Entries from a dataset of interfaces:
= Beginning of Section =

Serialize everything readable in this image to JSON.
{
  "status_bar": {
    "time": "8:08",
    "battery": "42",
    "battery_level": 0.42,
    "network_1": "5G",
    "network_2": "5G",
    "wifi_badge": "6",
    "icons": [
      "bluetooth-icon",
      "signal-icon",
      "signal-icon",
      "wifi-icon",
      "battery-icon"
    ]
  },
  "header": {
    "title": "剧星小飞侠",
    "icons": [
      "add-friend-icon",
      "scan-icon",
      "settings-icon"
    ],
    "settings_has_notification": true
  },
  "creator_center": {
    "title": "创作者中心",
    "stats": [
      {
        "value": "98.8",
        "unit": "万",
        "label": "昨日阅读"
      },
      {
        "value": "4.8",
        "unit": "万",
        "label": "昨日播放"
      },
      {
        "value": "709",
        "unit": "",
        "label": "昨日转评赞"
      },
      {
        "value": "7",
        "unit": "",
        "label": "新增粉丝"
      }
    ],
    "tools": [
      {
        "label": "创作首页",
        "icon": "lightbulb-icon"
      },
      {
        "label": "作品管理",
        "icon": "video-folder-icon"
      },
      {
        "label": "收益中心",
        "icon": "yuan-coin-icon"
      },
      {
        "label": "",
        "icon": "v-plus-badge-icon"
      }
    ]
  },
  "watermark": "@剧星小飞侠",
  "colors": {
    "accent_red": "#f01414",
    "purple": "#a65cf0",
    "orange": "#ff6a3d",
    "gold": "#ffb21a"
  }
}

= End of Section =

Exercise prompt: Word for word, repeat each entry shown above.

Response:
Serialize everything readable in this image to JSON.
{
  "status_bar": {
    "time": "8:08",
    "battery": "42",
    "battery_level": 0.42,
    "network_1": "5G",
    "network_2": "5G",
    "wifi_badge": "6",
    "icons": [
      "bluetooth-icon",
      "signal-icon",
      "signal-icon",
      "wifi-icon",
      "battery-icon"
    ]
  },
  "header": {
    "title": "剧星小飞侠",
    "icons": [
      "add-friend-icon",
      "scan-icon",
      "settings-icon"
    ],
    "settings_has_notification": true
  },
  "creator_center": {
    "title": "创作者中心",
    "stats": [
      {
        "value": "98.8",
        "unit": "万",
        "label": "昨日阅读"
      },
      {
        "value": "4.8",
        "unit": "万",
        "label": "昨日播放"
      },
      {
        "value": "709",
        "unit": "",
        "label": "昨日转评赞"
      },
      {
        "value": "7",
        "unit": "",
        "label": "新增粉丝"
      }
    ],
    "tools": [
      {
        "label": "创作首页",
        "icon": "lightbulb-icon"
      },
      {
        "label": "作品管理",
        "icon": "video-folder-icon"
      },
      {
        "label": "收益中心",
        "icon": "yuan-coin-icon"
      },
      {
        "label": "",
        "icon": "v-plus-badge-icon"
      }
    ]
  },
  "watermark": "@剧星小飞侠",
  "colors": {
    "accent_red": "#f01414",
    "purple": "#a65cf0",
    "orange": "#ff6a3d",
    "gold": "#ffb21a"
  }
}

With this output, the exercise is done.